    “There’s no groundbreaking going on – it’s just two guys with a guitar. But you realize that it’s in that more central context that the true challenge is expression. To make something feel complete with so few tools at your disposal is a really inspiring direction for the band.”

    After more than a decade spent playing together, McMicken said it’s important to keep things fresh and new while building off of previous experience – in the case of Dr. Dog, that means spending less time consistently re-recording a track in the studio and more time on stage.

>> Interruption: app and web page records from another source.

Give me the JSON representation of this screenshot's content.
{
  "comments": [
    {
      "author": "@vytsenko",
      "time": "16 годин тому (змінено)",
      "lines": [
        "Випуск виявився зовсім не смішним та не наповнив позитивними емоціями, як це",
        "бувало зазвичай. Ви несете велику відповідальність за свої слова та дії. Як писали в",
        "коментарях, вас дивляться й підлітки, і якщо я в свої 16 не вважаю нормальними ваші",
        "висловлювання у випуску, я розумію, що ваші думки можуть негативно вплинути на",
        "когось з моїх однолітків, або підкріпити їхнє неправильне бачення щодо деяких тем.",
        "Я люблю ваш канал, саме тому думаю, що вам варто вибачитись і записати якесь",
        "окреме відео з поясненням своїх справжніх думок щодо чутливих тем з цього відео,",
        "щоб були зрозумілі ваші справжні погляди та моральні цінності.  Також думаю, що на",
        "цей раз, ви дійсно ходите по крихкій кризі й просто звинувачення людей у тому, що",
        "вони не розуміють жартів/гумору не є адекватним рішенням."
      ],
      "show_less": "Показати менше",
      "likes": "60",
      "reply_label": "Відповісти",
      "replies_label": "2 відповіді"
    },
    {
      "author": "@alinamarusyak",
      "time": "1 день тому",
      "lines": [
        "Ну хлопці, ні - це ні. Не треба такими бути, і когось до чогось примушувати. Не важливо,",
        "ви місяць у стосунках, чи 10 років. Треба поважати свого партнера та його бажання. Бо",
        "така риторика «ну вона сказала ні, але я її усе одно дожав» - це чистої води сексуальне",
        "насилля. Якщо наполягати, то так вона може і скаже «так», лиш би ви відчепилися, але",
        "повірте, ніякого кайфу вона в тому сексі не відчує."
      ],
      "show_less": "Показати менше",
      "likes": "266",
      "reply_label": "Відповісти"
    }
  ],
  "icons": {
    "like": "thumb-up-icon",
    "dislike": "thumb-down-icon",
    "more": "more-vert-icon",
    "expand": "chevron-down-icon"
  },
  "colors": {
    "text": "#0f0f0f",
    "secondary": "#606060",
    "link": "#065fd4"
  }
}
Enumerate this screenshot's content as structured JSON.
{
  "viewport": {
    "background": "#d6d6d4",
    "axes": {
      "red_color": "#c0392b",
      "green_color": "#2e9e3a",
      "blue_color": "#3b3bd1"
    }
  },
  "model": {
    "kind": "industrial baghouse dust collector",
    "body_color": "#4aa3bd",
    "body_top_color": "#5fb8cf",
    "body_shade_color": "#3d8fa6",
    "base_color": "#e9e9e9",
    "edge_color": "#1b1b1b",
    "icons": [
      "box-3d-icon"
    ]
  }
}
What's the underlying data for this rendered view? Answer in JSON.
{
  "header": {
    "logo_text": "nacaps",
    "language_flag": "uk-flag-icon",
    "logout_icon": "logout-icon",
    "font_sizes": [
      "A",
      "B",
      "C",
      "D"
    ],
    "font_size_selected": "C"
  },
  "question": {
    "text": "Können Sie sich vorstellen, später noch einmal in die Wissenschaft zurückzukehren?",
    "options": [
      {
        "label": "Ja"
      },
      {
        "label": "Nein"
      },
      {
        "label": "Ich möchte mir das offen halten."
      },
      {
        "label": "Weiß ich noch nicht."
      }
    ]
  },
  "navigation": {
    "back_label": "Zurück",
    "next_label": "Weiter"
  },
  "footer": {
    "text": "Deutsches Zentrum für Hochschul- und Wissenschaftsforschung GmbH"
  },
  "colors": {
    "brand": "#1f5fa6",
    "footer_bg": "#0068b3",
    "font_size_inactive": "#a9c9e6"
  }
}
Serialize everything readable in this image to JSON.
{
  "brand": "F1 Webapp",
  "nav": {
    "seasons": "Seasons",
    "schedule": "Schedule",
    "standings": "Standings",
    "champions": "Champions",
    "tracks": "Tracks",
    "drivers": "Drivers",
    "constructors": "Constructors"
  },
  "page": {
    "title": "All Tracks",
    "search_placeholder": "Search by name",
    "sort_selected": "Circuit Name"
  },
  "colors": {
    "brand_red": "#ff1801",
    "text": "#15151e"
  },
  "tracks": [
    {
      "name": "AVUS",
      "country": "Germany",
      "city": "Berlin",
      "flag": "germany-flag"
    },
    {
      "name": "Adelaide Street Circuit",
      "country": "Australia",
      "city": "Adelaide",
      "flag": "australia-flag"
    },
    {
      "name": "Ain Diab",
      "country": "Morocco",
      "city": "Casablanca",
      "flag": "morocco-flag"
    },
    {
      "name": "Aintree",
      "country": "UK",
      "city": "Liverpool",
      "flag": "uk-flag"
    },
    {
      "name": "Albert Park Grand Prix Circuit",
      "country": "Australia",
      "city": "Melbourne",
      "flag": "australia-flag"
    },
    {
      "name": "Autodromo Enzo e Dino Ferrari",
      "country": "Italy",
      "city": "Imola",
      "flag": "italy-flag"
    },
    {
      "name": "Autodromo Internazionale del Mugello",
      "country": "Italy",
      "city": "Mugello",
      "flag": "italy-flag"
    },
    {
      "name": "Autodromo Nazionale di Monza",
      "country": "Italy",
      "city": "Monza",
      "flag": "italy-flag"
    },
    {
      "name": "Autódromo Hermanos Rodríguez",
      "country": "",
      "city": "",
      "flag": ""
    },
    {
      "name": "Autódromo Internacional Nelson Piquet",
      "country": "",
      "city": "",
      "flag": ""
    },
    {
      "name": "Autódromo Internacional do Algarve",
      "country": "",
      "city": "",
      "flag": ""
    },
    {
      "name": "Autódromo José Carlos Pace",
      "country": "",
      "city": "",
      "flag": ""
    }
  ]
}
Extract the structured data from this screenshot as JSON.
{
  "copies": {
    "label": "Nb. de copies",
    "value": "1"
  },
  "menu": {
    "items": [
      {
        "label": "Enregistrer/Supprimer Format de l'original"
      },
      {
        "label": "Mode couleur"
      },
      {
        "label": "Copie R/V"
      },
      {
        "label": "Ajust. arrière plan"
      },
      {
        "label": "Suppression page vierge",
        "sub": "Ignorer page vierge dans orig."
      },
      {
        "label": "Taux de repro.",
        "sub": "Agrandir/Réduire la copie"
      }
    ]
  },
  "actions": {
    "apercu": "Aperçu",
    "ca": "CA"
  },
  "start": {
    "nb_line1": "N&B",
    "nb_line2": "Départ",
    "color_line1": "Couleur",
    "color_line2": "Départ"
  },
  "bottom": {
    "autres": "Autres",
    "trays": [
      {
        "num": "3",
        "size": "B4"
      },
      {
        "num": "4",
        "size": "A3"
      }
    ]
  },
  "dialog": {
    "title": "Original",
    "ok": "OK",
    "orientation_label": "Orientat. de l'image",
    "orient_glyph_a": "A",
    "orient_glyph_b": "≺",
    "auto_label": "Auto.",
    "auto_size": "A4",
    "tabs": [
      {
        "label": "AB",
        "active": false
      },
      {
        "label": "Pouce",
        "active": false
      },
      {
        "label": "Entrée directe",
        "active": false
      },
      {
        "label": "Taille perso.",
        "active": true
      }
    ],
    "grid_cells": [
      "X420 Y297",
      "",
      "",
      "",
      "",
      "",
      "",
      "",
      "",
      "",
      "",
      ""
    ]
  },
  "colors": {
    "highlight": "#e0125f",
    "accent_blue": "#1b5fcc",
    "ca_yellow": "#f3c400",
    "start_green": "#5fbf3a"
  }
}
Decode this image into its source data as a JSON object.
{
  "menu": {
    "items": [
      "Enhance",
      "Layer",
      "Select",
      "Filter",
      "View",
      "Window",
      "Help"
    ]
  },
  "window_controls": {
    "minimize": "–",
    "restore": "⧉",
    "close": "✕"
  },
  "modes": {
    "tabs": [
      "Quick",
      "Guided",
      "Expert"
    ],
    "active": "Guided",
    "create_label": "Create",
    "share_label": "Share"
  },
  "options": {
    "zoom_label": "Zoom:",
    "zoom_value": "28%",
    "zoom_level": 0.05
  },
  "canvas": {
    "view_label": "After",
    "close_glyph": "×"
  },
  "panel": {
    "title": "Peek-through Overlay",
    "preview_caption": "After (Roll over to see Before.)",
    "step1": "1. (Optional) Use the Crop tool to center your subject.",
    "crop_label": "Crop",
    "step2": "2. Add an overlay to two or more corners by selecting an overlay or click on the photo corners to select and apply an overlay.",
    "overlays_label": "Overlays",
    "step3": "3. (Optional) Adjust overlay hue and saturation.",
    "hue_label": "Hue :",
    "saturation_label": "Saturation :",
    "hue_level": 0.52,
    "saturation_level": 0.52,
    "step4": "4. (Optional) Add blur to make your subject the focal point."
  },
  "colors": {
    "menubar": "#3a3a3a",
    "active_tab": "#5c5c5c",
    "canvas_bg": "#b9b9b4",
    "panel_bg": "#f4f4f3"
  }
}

    “It’s an interesting paradox, the more you try to dial your experience in and stay consistent, you also want to be creative and confident,” McMicken said. “There’s a much stronger emphasis on the gear, equipment, and crew – but we need the tension of the fact that things can train wreck at any moment. It has to feel new every night. The more you foster the environment of consistency the more you play with ultimately keeping the show inspired and spontaneous.”


  • 'Almost Human' premieres on VOD

    “Almost Human,” a gratuitiously gory alien riff with its heart squarely in the 1980s, premieres on VOD today. The film did a great job grossing audiences out at last year’s Fantastic Fest, and writer/director Joe Begos brings a retro eye to his unnerving alien abduction story.

    The film opens with Mark (Josh Ethier) disappearing under strange circumstances as his best friend Seth (Graham Skipper) and girlfriend Jen (Vanessa Leigh) are incapacitated inside. Two years later, no one’s really sure what happened to Mark, which makes his reappearance an awkward moment for Jen, who’s moved on, and a terrifying one for Seth, who realizes that something isn’t right with his friend 

    Begos, making his feature debut here, conveys a charming DIY vibe that carries “Almost Human”’s thin story. While the film occasionally struggles to build momentum, convincing performances from Texas native Graham Skipper and the surprisingly charismatic Josh Ethier help sell the many improbable or ill-explained moments of the story. Clocking in at a breezy 80 minutes, “Almost Human” relies on its impressive special effects to leave an impression, and there are plenty of gross, memorable moments throughout the film. Begos admirably blends sci-fi concepts with slasher-film levels of bloodshed, and viewers looking for a cheesy, retro slice of visceral fun will find plenty to like in “Almost Human.”